Discover the best leaves for leaf mould and watch Monty’s demonstration on collecting and storing leaves for leaf mould.

Growing Greener

With the summer’s heatwave still on our minds and the likelihood of more high temperatures to come in future years, consider ways to become more water smart in the garden. Adding new herbaceous perennials to borders in October rather than waiting until spring is a good way to save water. Planted now, they’ll need less watering and should be more resilient to droughts by late spring and summer. Opt for wildlife-friendly perennials like sea holly, achillea and lavender that thrive in dry conditions, and they’ll keep producing nectar, even when other plants might struggle. 

Look out for… galls

Galls on the underside of an oak leaf of the silk button gall wasp, Neuroterus numismalis. Getty Images.

Oak leaf with galls of the silk button gall wasp, Neuroterus numismalis. Getty Images.

Often hiding on the underside of leaves or revealed on plant stems after leaf fall, these intriguing growths are usually home to tiny wasp or mite larvae. They come in the most wonderful array of shapes and sizes, from spheres to pincushions and protruding spikes. Most galls don’t harm the host plant. In fact, they play an important role in healthy ecosystems, providing food for birds in early spring before many caterpillars and larvae are available.

  • Among the 70 species of oak galls in the UK, the marble gall is one of the most easily recognised. Made by the marble gall wasp (Andricus kollari), these hard spherical growths are often found in clusters on oak twigs. By the autumn, marble galls have matured to a woody brown colour, each with a tiny hole where the adult wasp has eaten its way out. These asexual wasps go on to lay the next generation in the buds of Turkey oak, creating insignificant galls from which the sexual generation of females and males will emerge next spring.
  • If you see a scarlet explosion on dog rose or sweet briar stems in autumn, you’ve found a robin’s pin-cushion gall. Created by the wasp Diplolepis rosae, this hairy growth is rarely seen on cultivated garden roses. Unlike many other galls that just contain one grub, robin’s pin-cushions are home to many white larvae that feed on the plant and emerge as adult wasps from the gall in May. They do no harm to the rose and spotting these fiery galls is one of the many joys of autumn.
  • Looking rather like miniature Cheerios, silk button galls are produced by another wasp species (Neuroterus numismalis) that uses oak as a host plant.
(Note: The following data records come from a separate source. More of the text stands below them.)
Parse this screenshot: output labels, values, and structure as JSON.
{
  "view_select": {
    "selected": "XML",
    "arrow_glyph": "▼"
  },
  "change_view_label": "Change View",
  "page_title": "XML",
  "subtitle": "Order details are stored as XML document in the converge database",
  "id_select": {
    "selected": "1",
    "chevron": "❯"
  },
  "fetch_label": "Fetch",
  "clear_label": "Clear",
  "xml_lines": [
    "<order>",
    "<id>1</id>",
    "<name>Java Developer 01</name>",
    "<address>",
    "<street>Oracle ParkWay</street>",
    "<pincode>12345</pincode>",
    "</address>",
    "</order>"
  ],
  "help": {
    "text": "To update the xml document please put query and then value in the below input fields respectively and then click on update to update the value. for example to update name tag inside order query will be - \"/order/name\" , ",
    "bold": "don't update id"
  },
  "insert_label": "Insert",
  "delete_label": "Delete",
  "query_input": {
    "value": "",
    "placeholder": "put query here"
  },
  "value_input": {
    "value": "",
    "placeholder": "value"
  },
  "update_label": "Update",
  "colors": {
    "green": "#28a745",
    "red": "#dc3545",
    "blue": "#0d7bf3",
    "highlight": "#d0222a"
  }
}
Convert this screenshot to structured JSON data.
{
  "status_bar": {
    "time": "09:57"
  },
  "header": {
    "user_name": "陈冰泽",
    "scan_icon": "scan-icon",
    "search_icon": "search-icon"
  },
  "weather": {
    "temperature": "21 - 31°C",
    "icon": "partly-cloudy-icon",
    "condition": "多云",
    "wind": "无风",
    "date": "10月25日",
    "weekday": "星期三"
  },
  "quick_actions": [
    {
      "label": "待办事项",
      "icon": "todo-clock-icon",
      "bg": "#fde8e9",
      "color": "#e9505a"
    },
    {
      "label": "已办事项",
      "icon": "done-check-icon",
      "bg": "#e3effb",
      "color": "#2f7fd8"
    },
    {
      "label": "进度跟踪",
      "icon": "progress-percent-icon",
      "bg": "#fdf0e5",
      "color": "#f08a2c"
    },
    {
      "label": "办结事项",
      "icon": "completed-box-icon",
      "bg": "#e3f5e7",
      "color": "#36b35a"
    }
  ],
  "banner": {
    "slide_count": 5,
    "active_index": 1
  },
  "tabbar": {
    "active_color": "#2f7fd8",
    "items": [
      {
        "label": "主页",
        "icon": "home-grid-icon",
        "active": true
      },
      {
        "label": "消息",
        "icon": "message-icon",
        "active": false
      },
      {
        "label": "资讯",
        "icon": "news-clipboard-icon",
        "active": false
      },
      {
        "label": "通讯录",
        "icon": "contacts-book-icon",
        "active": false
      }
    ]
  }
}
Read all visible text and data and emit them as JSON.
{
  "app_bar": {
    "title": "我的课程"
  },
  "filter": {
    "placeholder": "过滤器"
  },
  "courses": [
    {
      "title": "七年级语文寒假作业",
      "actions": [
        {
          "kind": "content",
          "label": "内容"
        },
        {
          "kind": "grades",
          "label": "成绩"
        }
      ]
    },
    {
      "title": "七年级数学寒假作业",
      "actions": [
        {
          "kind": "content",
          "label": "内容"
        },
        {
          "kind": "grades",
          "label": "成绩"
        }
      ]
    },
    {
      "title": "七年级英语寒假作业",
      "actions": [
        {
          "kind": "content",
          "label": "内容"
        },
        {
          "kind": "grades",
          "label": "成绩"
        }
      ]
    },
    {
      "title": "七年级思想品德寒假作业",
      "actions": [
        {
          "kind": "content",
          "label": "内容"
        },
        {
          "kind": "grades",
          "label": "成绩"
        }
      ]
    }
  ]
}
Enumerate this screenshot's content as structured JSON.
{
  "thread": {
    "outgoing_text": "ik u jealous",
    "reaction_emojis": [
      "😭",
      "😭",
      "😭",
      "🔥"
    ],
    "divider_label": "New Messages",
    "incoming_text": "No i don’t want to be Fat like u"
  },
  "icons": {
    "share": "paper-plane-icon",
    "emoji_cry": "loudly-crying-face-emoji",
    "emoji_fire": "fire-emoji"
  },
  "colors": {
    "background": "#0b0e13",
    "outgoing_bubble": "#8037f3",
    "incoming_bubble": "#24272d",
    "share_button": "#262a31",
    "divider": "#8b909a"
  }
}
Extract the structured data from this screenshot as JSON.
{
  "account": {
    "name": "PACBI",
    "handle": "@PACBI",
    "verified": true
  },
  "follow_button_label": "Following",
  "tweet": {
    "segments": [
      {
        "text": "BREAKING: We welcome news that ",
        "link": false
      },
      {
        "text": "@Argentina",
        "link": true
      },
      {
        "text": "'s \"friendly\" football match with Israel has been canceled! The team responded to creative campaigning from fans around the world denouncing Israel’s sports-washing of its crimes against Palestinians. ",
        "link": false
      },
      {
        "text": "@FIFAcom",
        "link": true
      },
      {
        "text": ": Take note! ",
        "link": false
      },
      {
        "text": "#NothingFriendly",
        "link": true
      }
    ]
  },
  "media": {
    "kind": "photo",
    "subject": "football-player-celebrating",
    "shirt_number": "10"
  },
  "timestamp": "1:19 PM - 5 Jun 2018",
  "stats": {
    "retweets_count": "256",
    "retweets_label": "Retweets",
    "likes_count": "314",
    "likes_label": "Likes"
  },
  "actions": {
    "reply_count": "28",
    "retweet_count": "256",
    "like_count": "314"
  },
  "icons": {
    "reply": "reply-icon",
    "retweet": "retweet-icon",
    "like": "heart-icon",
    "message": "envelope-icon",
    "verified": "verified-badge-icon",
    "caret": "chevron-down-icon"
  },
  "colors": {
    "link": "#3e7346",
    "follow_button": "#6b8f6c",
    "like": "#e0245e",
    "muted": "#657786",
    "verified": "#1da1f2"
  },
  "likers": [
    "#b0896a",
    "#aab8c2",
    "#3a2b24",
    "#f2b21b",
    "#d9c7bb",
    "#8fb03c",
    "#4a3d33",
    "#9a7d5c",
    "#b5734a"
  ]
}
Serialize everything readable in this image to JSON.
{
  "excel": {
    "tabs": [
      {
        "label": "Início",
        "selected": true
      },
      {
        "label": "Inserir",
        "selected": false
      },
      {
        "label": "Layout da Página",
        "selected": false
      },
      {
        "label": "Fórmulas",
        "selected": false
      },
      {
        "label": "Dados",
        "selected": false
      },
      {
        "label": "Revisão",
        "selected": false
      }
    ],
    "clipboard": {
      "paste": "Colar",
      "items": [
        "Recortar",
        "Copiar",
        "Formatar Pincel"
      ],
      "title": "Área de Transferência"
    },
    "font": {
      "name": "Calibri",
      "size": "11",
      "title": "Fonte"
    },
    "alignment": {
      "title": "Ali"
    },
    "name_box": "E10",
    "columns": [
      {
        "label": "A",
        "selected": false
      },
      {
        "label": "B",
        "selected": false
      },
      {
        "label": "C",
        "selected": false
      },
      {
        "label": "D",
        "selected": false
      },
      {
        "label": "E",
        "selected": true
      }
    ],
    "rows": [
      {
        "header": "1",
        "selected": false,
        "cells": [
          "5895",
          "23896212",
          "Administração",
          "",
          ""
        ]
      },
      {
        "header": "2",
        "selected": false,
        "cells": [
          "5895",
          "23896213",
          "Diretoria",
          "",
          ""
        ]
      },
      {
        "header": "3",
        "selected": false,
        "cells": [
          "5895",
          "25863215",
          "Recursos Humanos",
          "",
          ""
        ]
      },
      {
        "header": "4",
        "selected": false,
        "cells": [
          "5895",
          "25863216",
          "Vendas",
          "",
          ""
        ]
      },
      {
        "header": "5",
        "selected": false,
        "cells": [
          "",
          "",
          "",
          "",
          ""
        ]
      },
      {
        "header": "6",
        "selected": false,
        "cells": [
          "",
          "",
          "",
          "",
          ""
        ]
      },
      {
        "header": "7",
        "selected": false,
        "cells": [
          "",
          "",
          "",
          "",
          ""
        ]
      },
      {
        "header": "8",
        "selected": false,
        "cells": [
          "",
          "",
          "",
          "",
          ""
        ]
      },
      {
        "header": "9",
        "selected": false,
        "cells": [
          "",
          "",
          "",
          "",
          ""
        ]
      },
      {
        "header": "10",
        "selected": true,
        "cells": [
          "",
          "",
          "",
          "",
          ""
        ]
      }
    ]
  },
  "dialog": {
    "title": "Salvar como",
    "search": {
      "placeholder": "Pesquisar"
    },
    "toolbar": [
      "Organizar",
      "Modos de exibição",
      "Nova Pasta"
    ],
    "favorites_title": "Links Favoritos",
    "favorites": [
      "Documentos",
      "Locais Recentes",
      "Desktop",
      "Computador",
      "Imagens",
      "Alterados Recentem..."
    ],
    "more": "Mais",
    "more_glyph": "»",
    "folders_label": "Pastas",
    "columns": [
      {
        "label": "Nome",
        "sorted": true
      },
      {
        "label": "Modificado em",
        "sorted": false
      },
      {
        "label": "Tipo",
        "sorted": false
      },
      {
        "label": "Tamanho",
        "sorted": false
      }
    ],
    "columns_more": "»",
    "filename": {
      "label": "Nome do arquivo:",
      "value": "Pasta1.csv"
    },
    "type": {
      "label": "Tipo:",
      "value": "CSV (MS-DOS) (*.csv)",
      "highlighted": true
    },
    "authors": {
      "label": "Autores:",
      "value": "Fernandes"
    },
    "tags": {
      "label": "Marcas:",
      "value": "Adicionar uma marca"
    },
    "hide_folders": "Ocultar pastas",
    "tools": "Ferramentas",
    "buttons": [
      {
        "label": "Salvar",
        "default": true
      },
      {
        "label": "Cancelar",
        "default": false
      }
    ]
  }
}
The galls are still easily visible on the undersides of oak leaves in early to mid-autumn. Silk button gall wasps remain in the gall throughout winter, emerging from the leaf litter between February and April. The second generation forms less conspicuous blister galls on new oak leaves in spring.